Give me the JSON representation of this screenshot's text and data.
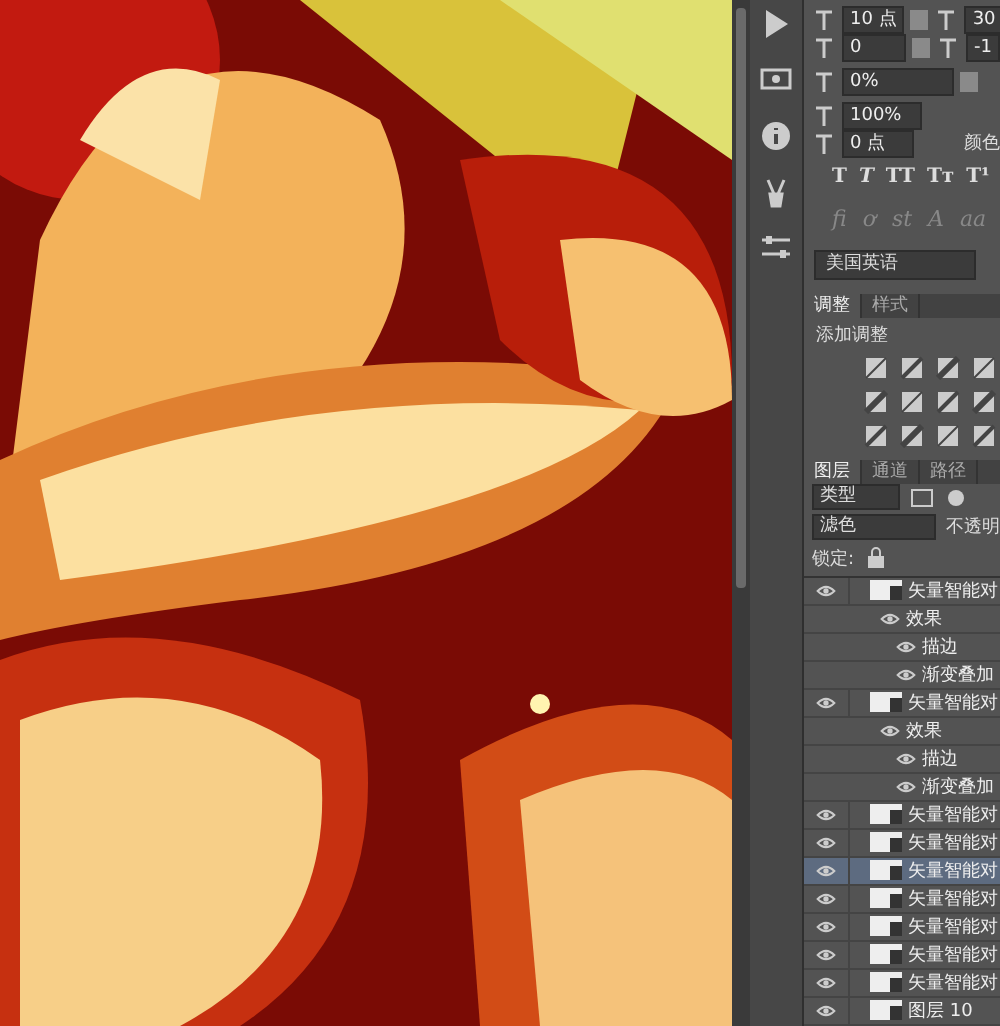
{
  "character_panel": {
    "font_size": "10 点",
    "leading": "30",
    "kerning": "0",
    "tracking": "-1",
    "baseline_scale": "0%",
    "vertical_scale": "100%",
    "baseline_shift": "0 点",
    "color_label": "颜色",
    "type_styles": [
      "T",
      "T",
      "TT",
      "Tт",
      "T¹"
    ],
    "opentype": [
      "fi",
      "ơ",
      "st",
      "A",
      "aa"
    ],
    "language": "美国英语"
  },
  "adjust_tabs": [
    {
      "label": "调整",
      "selected": true
    },
    {
      "label": "样式",
      "selected": false
    }
  ],
  "adjust_title": "添加调整",
  "layer_tabs": [
    {
      "label": "图层",
      "selected": true
    },
    {
      "label": "通道",
      "selected": false
    },
    {
      "label": "路径",
      "selected": false
    }
  ],
  "filter": "类型",
  "blend_mode": "滤色",
  "opacity_label": "不透明",
  "lock_label": "锁定:",
  "layers": [
    {
      "name": "矢量智能对",
      "visible": true,
      "selected": false,
      "children": [
        {
          "name": "效果",
          "children": [
            {
              "name": "描边"
            },
            {
              "name": "渐变叠加"
            }
          ]
        }
      ]
    },
    {
      "name": "矢量智能对",
      "visible": true,
      "selected": false,
      "children": [
        {
          "name": "效果",
          "children": [
            {
              "name": "描边"
            },
            {
              "name": "渐变叠加"
            }
          ]
        }
      ]
    },
    {
      "name": "矢量智能对",
      "visible": true,
      "selected": false
    },
    {
      "name": "矢量智能对",
      "visible": true,
      "selected": false
    },
    {
      "name": "矢量智能对",
      "visible": true,
      "selected": true
    },
    {
      "name": "矢量智能对",
      "visible": true,
      "selected": false
    },
    {
      "name": "矢量智能对",
      "visible": true,
      "selected": false
    },
    {
      "name": "矢量智能对",
      "visible": true,
      "selected": false
    },
    {
      "name": "矢量智能对",
      "visible": true,
      "selected": false
    },
    {
      "name": "图层 10",
      "visible": true,
      "selected": false
    }
  ]
}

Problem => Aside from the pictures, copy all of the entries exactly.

Exercise output =>
Give me the JSON representation of this screenshot's text and data.
{
  "character_panel": {
    "font_size": "10 点",
    "leading": "30",
    "kerning": "0",
    "tracking": "-1",
    "baseline_scale": "0%",
    "vertical_scale": "100%",
    "baseline_shift": "0 点",
    "color_label": "颜色",
    "type_styles": [
      "T",
      "T",
      "TT",
      "Tт",
      "T¹"
    ],
    "opentype": [
      "fi",
      "ơ",
      "st",
      "A",
      "aa"
    ],
    "language": "美国英语"
  },
  "adjust_tabs": [
    {
      "label": "调整",
      "selected": true
    },
    {
      "label": "样式",
      "selected": false
    }
  ],
  "adjust_title": "添加调整",
  "layer_tabs": [
    {
      "label": "图层",
      "selected": true
    },
    {
      "label": "通道",
      "selected": false
    },
    {
      "label": "路径",
      "selected": false
    }
  ],
  "filter": "类型",
  "blend_mode": "滤色",
  "opacity_label": "不透明",
  "lock_label": "锁定:",
  "layers": [
    {
      "name": "矢量智能对",
      "visible": true,
      "selected": false,
      "children": [
        {
          "name": "效果",
          "children": [
            {
              "name": "描边"
            },
            {
              "name": "渐变叠加"
            }
          ]
        }
      ]
    },
    {
      "name": "矢量智能对",
      "visible": true,
      "selected": false,
      "children": [
        {
          "name": "效果",
          "children": [
            {
              "name": "描边"
            },
            {
              "name": "渐变叠加"
            }
          ]
        }
      ]
    },
    {
      "name": "矢量智能对",
      "visible": true,
      "selected": false
    },
    {
      "name": "矢量智能对",
      "visible": true,
      "selected": false
    },
    {
      "name": "矢量智能对",
      "visible": true,
      "selected": true
    },
    {
      "name": "矢量智能对",
      "visible": true,
      "selected": false
    },
    {
      "name": "矢量智能对",
      "visible": true,
      "selected": false
    },
    {
      "name": "矢量智能对",
      "visible": true,
      "selected": false
    },
    {
      "name": "矢量智能对",
      "visible": true,
      "selected": false
    },
    {
      "name": "图层 10",
      "visible": true,
      "selected": false
    }
  ]
}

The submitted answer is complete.